_TASK_
Will you write out all the entries below exactly?

** Opening RECORDS FOR THE EXERCISE block **

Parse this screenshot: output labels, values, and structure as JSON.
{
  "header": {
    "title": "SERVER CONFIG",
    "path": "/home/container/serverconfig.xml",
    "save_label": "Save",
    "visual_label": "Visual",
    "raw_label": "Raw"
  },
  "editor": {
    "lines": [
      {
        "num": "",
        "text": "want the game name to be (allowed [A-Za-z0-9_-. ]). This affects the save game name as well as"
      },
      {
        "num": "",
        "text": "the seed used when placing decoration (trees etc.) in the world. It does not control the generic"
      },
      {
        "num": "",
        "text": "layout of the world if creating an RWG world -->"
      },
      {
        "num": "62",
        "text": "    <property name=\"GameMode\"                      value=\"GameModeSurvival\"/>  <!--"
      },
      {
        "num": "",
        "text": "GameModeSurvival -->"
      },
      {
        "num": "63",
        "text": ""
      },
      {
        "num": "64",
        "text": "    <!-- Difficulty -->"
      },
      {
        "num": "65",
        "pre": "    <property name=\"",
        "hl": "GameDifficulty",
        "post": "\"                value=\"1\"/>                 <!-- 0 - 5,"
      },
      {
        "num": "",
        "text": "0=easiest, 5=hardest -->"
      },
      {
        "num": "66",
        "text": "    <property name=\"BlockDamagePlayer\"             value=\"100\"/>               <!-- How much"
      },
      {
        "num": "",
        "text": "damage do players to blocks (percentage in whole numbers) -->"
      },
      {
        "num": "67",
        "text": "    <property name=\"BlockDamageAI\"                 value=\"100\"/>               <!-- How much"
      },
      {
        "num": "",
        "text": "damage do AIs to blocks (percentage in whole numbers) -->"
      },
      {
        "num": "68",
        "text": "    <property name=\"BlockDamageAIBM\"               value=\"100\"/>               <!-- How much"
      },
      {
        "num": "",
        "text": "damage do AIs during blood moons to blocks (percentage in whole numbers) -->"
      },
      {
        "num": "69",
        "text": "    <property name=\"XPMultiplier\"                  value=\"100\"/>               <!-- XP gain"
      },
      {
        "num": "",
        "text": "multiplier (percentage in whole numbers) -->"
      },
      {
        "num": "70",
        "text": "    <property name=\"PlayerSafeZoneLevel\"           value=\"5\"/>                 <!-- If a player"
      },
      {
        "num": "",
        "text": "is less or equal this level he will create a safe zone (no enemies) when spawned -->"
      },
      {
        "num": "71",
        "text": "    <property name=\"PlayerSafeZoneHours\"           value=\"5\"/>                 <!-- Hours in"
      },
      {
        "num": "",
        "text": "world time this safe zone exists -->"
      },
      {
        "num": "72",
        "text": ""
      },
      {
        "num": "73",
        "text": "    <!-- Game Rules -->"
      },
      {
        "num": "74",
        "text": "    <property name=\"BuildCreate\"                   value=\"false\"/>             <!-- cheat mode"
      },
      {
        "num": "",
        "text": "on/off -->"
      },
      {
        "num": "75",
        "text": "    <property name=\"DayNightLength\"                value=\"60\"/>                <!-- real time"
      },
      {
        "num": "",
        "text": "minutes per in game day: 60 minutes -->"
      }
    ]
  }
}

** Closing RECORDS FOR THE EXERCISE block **

_OUTPUT FOR THIS TASK_
Parse this screenshot: output labels, values, and structure as JSON.
{
  "header": {
    "title": "SERVER CONFIG",
    "path": "/home/container/serverconfig.xml",
    "save_label": "Save",
    "visual_label": "Visual",
    "raw_label": "Raw"
  },
  "editor": {
    "lines": [
      {
        "num": "",
        "text": "want the game name to be (allowed [A-Za-z0-9_-. ]). This affects the save game name as well as"
      },
      {
        "num": "",
        "text": "the seed used when placing decoration (trees etc.) in the world. It does not control the generic"
      },
      {
        "num": "",
        "text": "layout of the world if creating an RWG world -->"
      },
      {
        "num": "62",
        "text": "    <property name=\"GameMode\"                      value=\"GameModeSurvival\"/>  <!--"
      },
      {
        "num": "",
        "text": "GameModeSurvival -->"
      },
      {
        "num": "63",
        "text": ""
      },
      {
        "num": "64",
        "text": "    <!-- Difficulty -->"
      },
      {
        "num": "65",
        "pre": "    <property name=\"",
        "hl": "GameDifficulty",
        "post": "\"                value=\"1\"/>                 <!-- 0 - 5,"
      },
      {
        "num": "",
        "text": "0=easiest, 5=hardest -->"
      },
      {
        "num": "66",
        "text": "    <property name=\"BlockDamagePlayer\"             value=\"100\"/>               <!-- How much"
      },
      {
        "num": "",
        "text": "damage do players to blocks (percentage in whole numbers) -->"
      },
      {
        "num": "67",
        "text": "    <property name=\"BlockDamageAI\"                 value=\"100\"/>               <!-- How much"
      },
      {
        "num": "",
        "text": "damage do AIs to blocks (percentage in whole numbers) -->"
      },
      {
        "num": "68",
        "text": "    <property name=\"BlockDamageAIBM\"               value=\"100\"/>               <!-- How much"
      },
      {
        "num": "",
        "text": "damage do AIs during blood moons to blocks (percentage in whole numbers) -->"
      },
      {
        "num": "69",
        "text": "    <property name=\"XPMultiplier\"                  value=\"100\"/>               <!-- XP gain"
      },
      {
        "num": "",
        "text": "multiplier (percentage in whole numbers) -->"
      },
      {
        "num": "70",
        "text": "    <property name=\"PlayerSafeZoneLevel\"           value=\"5\"/>                 <!-- If a player"
      },
      {
        "num": "",
        "text": "is less or equal this level he will create a safe zone (no enemies) when spawned -->"
      },
      {
        "num": "71",
        "text": "    <property name=\"PlayerSafeZoneHours\"           value=\"5\"/>                 <!-- Hours in"
      },
      {
        "num": "",
        "text": "world time this safe zone exists -->"
      },
      {
        "num": "72",
        "text": ""
      },
      {
        "num": "73",
        "text": "    <!-- Game Rules -->"
      },
      {
        "num": "74",
        "text": "    <property name=\"BuildCreate\"                   value=\"false\"/>             <!-- cheat mode"
      },
      {
        "num": "",
        "text": "on/off -->"
      },
      {
        "num": "75",
        "text": "    <property name=\"DayNightLength\"                value=\"60\"/>                <!-- real time"
      },
      {
        "num": "",
        "text": "minutes per in game day: 60 minutes -->"
      }
    ]
  }
}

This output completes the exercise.